◆ WORK TO COMPLETE: Which lines of the records contain the word "path"? Copy each one.

◆ RECORDS SHOWN:
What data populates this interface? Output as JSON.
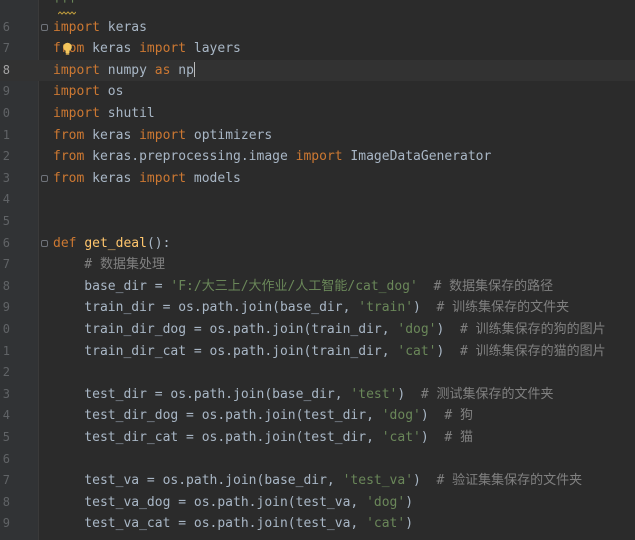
{
  "colors": {
    "background": "#2b2b2b",
    "gutter": "#313335",
    "keyword": "#cc7832",
    "string": "#6a8759",
    "comment": "#808080",
    "function_name": "#ffc66d",
    "plain": "#a9b7c6",
    "line_number": "#606366"
  },
  "icons": [
    "fold-marker-icon",
    "lightbulb-intention-icon"
  ],
  "editor": {
    "current_line_number": "8",
    "lines": [
      {
        "number": "",
        "tokens": [
          {
            "t": "'''",
            "c": "str"
          }
        ]
      },
      {
        "number": "6",
        "tokens": [
          {
            "t": "import",
            "c": "kw"
          },
          {
            "t": " keras",
            "c": "pl"
          }
        ]
      },
      {
        "number": "7",
        "tokens": [
          {
            "t": "from",
            "c": "kw"
          },
          {
            "t": " keras ",
            "c": "pl"
          },
          {
            "t": "import",
            "c": "kw"
          },
          {
            "t": " layers",
            "c": "pl"
          }
        ]
      },
      {
        "number": "8",
        "tokens": [
          {
            "t": "import",
            "c": "kw"
          },
          {
            "t": " numpy ",
            "c": "pl"
          },
          {
            "t": "as",
            "c": "kw"
          },
          {
            "t": " np",
            "c": "pl"
          }
        ]
      },
      {
        "number": "9",
        "tokens": [
          {
            "t": "import",
            "c": "kw"
          },
          {
            "t": " os",
            "c": "pl"
          }
        ]
      },
      {
        "number": "0",
        "tokens": [
          {
            "t": "import",
            "c": "kw"
          },
          {
            "t": " shutil",
            "c": "pl"
          }
        ]
      },
      {
        "number": "1",
        "tokens": [
          {
            "t": "from",
            "c": "kw"
          },
          {
            "t": " keras ",
            "c": "pl"
          },
          {
            "t": "import",
            "c": "kw"
          },
          {
            "t": " optimizers",
            "c": "pl"
          }
        ]
      },
      {
        "number": "2",
        "tokens": [
          {
            "t": "from",
            "c": "kw"
          },
          {
            "t": " keras.preprocessing.image ",
            "c": "pl"
          },
          {
            "t": "import",
            "c": "kw"
          },
          {
            "t": " ImageDataGenerator",
            "c": "pl"
          }
        ]
      },
      {
        "number": "3",
        "tokens": [
          {
            "t": "from",
            "c": "kw"
          },
          {
            "t": " keras ",
            "c": "pl"
          },
          {
            "t": "import",
            "c": "kw"
          },
          {
            "t": " models",
            "c": "pl"
          }
        ]
      },
      {
        "number": "4",
        "tokens": []
      },
      {
        "number": "5",
        "tokens": []
      },
      {
        "number": "6",
        "tokens": [
          {
            "t": "def",
            "c": "kw"
          },
          {
            "t": " ",
            "c": "pl"
          },
          {
            "t": "get_deal",
            "c": "fn"
          },
          {
            "t": "():",
            "c": "pl"
          }
        ]
      },
      {
        "number": "7",
        "tokens": [
          {
            "t": "    # 数据集处理",
            "c": "cm"
          }
        ]
      },
      {
        "number": "8",
        "tokens": [
          {
            "t": "    base_dir = ",
            "c": "pl"
          },
          {
            "t": "'F:/大三上/大作业/人工智能/cat_dog'",
            "c": "str"
          },
          {
            "t": "  # 数据集保存的路径",
            "c": "cm"
          }
        ]
      },
      {
        "number": "9",
        "tokens": [
          {
            "t": "    train_dir = os.path.join(base_dir, ",
            "c": "pl"
          },
          {
            "t": "'train'",
            "c": "str"
          },
          {
            "t": ")",
            "c": "pl"
          },
          {
            "t": "  # 训练集保存的文件夹",
            "c": "cm"
          }
        ]
      },
      {
        "number": "0",
        "tokens": [
          {
            "t": "    train_dir_dog = os.path.join(train_dir, ",
            "c": "pl"
          },
          {
            "t": "'dog'",
            "c": "str"
          },
          {
            "t": ")",
            "c": "pl"
          },
          {
            "t": "  # 训练集保存的狗的图片",
            "c": "cm"
          }
        ]
      },
      {
        "number": "1",
        "tokens": [
          {
            "t": "    train_dir_cat = os.path.join(train_dir, ",
            "c": "pl"
          },
          {
            "t": "'cat'",
            "c": "str"
          },
          {
            "t": ")",
            "c": "pl"
          },
          {
            "t": "  # 训练集保存的猫的图片",
            "c": "cm"
          }
        ]
      },
      {
        "number": "2",
        "tokens": []
      },
      {
        "number": "3",
        "tokens": [
          {
            "t": "    test_dir = os.path.join(base_dir, ",
            "c": "pl"
          },
          {
            "t": "'test'",
            "c": "str"
          },
          {
            "t": ")",
            "c": "pl"
          },
          {
            "t": "  # 测试集保存的文件夹",
            "c": "cm"
          }
        ]
      },
      {
        "number": "4",
        "tokens": [
          {
            "t": "    test_dir_dog = os.path.join(test_dir, ",
            "c": "pl"
          },
          {
            "t": "'dog'",
            "c": "str"
          },
          {
            "t": ")",
            "c": "pl"
          },
          {
            "t": "  # 狗",
            "c": "cm"
          }
        ]
      },
      {
        "number": "5",
        "tokens": [
          {
            "t": "    test_dir_cat = os.path.join(test_dir, ",
            "c": "pl"
          },
          {
            "t": "'cat'",
            "c": "str"
          },
          {
            "t": ")",
            "c": "pl"
          },
          {
            "t": "  # 猫",
            "c": "cm"
          }
        ]
      },
      {
        "number": "6",
        "tokens": []
      },
      {
        "number": "7",
        "tokens": [
          {
            "t": "    test_va = os.path.join(base_dir, ",
            "c": "pl"
          },
          {
            "t": "'test_va'",
            "c": "str"
          },
          {
            "t": ")",
            "c": "pl"
          },
          {
            "t": "  # 验证集集保存的文件夹",
            "c": "cm"
          }
        ]
      },
      {
        "number": "8",
        "tokens": [
          {
            "t": "    test_va_dog = os.path.join(test_va, ",
            "c": "pl"
          },
          {
            "t": "'dog'",
            "c": "str"
          },
          {
            "t": ")",
            "c": "pl"
          }
        ]
      },
      {
        "number": "9",
        "tokens": [
          {
            "t": "    test_va_cat = os.path.join(test_va, ",
            "c": "pl"
          },
          {
            "t": "'cat'",
            "c": "str"
          },
          {
            "t": ")",
            "c": "pl"
          }
        ]
      }
    ]
  }
}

◆ OUTPUT FOR THIS TASK:
            "t": "    train_dir = os.path.join(base_dir, ",
            "t": "    train_dir_dog = os.path.join(train_dir, ",
            "t": "    train_dir_cat = os.path.join(train_dir, ",
            "t": "    test_dir = os.path.join(base_dir, ",
            "t": "    test_dir_dog = os.path.join(test_dir, ",
            "t": "    test_dir_cat = os.path.join(test_dir, ",
            "t": "    test_va = os.path.join(base_dir, ",
            "t": "    test_va_dog = os.path.join(test_va, ",
            "t": "    test_va_cat = os.path.join(test_va, ",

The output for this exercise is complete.